But the only thing that makes billionaires itchier than having “not enough” money is watching one of their partners having what they consider “too much” money. Which is to say, more money than they themselves do. The boardroom battle over that will begin shortly, if it hasn’t already started.

Money’s funny that way. After all, if there’s one last quarter heading toward a sewer grate, there will be 50 well-dressed middle-aged and old men bashing heads in unison trying to grab it before it falls.

Kevin Durant addresses his deleted tweets: 'Childish, idiotic'

Kevin Durant addresses his deleted tweets: 'Childish, idiotic'

On Sunday night, Kevin Durant got himself into some trouble on Twitter.

A fan tweeted at him: "Man I respect the hell outta you but give me one legitimate reason for leaving okc other than getting a championship."

Durant's first tweet: "he didn't like the organization or playing for Billy Donovan. His roster wasn't that good, it was just him and russ."

[RELATED: Durant deletes tweets critical of Thunder, OKC players, Billy Donovan]

Durant's second tweet: 'imagine taking russ off that team, see how bad they are. Kd can't win a championship with those cats."

Soon thereafter, Durant deleted the tweets.

On Tuesday morning, Durant was a guest at Tech Crunch in San Francisco and was asked about the incident.

"I do have another Instagram account, but that's just for my friends and family. I wouldn't say I was using that to clap back at anybody. But I use Twitter to engage with the fans. I think it's a great way to engage with basketball fans.

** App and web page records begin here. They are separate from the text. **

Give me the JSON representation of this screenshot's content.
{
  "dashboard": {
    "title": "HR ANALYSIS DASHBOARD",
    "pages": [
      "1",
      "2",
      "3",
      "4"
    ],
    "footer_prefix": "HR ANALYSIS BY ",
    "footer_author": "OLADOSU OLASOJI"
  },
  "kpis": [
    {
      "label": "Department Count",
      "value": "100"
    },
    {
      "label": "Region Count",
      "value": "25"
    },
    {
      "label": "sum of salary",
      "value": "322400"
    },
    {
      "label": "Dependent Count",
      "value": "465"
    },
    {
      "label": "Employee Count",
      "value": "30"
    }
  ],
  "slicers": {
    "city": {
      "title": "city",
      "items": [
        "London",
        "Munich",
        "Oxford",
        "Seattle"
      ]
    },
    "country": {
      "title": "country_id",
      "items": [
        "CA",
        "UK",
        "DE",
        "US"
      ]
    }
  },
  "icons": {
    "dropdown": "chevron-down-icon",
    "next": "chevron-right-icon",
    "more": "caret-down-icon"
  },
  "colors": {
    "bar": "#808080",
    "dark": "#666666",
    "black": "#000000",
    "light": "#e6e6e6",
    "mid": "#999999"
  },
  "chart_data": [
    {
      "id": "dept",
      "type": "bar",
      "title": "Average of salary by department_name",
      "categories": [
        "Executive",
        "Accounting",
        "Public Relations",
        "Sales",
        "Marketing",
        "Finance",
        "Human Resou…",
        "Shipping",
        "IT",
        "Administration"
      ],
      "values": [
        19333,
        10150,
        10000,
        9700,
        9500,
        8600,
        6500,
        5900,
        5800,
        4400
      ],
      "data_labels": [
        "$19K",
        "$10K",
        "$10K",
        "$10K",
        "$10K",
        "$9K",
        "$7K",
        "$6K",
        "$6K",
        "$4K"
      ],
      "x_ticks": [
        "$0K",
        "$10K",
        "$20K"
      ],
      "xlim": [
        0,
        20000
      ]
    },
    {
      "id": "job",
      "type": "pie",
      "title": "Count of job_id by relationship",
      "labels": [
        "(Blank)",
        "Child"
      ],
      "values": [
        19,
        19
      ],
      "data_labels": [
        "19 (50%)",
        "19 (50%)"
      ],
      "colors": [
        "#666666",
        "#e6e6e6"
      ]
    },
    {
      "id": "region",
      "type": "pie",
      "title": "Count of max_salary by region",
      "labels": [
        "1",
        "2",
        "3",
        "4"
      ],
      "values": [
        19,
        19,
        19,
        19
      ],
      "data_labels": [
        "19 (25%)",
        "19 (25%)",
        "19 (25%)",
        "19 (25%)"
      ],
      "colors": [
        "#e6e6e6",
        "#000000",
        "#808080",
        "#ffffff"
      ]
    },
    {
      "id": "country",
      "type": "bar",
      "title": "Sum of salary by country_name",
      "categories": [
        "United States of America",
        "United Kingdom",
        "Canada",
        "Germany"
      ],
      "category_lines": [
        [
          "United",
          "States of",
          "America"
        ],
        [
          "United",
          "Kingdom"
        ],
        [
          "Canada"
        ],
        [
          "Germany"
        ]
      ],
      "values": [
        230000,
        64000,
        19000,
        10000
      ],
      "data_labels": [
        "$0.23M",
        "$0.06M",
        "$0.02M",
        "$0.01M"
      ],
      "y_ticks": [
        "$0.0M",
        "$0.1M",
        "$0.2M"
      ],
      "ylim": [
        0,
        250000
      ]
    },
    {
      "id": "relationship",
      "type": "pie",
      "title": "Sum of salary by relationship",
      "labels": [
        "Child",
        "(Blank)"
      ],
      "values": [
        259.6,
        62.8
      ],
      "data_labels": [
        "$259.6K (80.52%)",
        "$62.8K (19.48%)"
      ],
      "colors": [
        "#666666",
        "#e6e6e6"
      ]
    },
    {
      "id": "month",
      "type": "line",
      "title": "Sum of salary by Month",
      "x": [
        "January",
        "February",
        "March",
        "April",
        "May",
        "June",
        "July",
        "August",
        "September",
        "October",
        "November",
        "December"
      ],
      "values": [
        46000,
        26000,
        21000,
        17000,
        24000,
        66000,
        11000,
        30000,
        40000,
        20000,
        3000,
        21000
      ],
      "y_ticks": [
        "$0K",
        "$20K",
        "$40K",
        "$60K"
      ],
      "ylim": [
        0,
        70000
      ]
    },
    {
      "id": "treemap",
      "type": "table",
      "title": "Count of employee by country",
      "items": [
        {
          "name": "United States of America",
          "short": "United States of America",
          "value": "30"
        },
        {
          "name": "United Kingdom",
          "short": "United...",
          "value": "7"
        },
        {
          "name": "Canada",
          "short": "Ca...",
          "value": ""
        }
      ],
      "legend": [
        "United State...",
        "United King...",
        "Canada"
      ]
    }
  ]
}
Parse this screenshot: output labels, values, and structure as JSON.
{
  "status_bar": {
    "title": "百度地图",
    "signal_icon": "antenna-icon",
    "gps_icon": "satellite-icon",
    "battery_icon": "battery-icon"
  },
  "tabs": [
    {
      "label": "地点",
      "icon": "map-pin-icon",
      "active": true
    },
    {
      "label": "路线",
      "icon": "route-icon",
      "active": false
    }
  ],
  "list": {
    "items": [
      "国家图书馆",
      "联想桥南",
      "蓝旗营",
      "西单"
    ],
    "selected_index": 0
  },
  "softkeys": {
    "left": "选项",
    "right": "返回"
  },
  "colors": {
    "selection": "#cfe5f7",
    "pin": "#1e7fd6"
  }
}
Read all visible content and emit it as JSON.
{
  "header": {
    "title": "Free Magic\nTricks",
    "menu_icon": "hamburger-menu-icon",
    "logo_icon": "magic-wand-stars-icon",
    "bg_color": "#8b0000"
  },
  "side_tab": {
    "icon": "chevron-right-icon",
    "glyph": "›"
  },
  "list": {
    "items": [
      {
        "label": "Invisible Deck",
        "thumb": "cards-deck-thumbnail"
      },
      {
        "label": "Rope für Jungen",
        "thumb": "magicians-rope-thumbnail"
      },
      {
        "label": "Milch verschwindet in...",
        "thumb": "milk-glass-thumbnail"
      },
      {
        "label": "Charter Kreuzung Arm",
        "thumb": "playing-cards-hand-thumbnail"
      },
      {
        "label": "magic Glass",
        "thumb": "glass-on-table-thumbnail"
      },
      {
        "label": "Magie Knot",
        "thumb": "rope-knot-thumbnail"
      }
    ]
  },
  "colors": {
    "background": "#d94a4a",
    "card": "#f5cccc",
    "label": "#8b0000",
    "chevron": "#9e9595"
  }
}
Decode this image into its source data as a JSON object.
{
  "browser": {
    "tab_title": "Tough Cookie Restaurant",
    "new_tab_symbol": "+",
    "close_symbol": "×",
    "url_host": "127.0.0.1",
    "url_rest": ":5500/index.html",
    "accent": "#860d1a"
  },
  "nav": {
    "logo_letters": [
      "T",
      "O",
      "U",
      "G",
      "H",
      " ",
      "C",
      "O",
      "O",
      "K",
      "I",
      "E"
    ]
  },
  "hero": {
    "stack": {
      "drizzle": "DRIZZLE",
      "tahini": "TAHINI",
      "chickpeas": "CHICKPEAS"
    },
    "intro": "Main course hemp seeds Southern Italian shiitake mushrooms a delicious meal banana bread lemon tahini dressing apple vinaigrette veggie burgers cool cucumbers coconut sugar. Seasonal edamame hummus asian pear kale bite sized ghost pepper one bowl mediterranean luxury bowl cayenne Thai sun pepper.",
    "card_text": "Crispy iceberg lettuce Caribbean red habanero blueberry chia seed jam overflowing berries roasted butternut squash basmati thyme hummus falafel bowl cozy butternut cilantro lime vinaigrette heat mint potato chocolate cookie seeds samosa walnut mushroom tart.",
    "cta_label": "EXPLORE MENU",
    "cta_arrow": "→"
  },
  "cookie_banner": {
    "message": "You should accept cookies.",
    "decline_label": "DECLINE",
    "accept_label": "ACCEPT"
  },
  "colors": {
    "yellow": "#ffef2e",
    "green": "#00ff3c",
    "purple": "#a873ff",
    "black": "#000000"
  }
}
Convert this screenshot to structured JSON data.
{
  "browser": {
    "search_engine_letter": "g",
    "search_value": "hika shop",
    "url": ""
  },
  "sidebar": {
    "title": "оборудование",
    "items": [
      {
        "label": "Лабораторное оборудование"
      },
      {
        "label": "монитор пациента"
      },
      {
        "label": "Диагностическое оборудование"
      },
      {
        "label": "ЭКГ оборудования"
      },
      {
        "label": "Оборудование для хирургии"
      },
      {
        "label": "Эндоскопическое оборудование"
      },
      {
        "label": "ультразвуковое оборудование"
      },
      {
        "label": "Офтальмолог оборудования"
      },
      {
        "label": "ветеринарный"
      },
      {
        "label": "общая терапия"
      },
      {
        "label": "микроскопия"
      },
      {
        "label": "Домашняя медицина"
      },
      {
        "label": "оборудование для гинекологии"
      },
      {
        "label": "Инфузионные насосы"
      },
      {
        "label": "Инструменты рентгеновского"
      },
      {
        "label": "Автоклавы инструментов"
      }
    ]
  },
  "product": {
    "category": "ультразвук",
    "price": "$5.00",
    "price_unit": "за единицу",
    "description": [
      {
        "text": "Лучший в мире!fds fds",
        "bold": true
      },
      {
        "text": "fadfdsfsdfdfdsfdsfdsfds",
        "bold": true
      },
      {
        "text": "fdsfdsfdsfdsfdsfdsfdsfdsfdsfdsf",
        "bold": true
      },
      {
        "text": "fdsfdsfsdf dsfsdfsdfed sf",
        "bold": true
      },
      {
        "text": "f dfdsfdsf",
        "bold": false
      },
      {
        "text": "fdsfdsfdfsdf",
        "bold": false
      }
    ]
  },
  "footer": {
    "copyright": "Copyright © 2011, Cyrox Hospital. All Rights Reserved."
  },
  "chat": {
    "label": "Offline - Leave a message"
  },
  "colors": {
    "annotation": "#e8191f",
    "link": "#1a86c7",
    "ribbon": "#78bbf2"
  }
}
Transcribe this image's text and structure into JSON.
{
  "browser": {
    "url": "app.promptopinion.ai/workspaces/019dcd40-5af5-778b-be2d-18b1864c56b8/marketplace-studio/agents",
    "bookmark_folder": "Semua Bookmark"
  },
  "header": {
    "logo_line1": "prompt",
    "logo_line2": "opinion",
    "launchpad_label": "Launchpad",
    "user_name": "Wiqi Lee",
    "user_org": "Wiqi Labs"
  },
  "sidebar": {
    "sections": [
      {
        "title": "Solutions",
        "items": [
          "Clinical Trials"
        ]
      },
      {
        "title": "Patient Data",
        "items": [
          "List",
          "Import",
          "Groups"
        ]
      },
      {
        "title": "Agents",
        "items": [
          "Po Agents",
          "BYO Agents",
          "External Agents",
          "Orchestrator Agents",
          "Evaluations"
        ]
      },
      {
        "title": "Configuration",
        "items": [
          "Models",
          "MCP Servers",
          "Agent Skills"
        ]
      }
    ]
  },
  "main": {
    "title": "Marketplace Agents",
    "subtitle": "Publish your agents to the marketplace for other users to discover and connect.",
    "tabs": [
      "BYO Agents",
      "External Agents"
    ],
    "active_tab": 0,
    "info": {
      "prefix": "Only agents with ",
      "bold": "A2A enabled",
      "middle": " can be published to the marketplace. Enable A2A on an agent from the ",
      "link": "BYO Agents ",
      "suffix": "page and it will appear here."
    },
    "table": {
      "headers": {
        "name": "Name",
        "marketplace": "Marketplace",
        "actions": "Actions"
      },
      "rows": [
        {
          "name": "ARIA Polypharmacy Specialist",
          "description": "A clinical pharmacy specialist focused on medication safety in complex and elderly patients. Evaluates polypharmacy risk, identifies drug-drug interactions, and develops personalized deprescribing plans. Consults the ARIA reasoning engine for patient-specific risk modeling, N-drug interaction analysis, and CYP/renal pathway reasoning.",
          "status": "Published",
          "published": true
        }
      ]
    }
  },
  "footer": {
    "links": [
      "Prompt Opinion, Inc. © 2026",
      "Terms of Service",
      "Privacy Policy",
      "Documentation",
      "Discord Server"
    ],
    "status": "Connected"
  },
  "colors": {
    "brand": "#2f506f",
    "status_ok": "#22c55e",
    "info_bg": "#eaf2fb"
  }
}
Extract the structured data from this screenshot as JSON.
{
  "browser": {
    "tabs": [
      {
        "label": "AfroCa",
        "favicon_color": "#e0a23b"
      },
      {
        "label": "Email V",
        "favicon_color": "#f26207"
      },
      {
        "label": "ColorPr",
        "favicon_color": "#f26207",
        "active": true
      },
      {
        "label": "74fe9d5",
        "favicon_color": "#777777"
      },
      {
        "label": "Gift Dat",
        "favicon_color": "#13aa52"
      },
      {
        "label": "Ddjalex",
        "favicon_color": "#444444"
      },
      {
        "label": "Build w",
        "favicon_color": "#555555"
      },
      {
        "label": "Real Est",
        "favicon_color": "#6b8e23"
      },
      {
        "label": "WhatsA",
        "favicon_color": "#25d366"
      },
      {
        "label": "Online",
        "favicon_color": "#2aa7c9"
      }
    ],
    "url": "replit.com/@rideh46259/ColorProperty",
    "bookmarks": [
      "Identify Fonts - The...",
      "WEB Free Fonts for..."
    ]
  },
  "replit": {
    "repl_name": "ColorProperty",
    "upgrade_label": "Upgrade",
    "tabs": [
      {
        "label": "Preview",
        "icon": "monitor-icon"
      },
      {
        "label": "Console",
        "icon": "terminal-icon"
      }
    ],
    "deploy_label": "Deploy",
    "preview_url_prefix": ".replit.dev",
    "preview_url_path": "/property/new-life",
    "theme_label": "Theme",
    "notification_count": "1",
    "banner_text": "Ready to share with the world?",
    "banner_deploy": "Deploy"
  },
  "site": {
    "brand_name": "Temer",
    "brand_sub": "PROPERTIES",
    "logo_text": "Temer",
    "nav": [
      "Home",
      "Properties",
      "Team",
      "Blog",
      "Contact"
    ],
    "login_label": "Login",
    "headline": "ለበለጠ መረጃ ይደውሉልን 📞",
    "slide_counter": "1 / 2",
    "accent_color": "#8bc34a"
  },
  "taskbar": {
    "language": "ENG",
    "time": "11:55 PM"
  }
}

"But I happened to take it a little too far. And that's what happens sometimes when I get into these basketball debates ... I don't regret at clapping back at anybody or talking to my fans on Twitter. I do regret using my former coach's name and the former organization I played for.

"That was childish, that was idiotic; all those type of words. I regret doing that and I apologized to him for doing that. But I don't think I'll ever stop engaging with my fans. I think they really enjoy it and I think it's a good way to connect us all.

"I will scale back a little bit right now. Just focus on playing basketball. I want to move on from that. It was tough to deal with yesterday. I was really upset with myself."

Drew Shiller is the co-host of Warriors Outsiders and a Web Producer at NBC Sports Bay Area. Follow him on Twitter @DrewShiller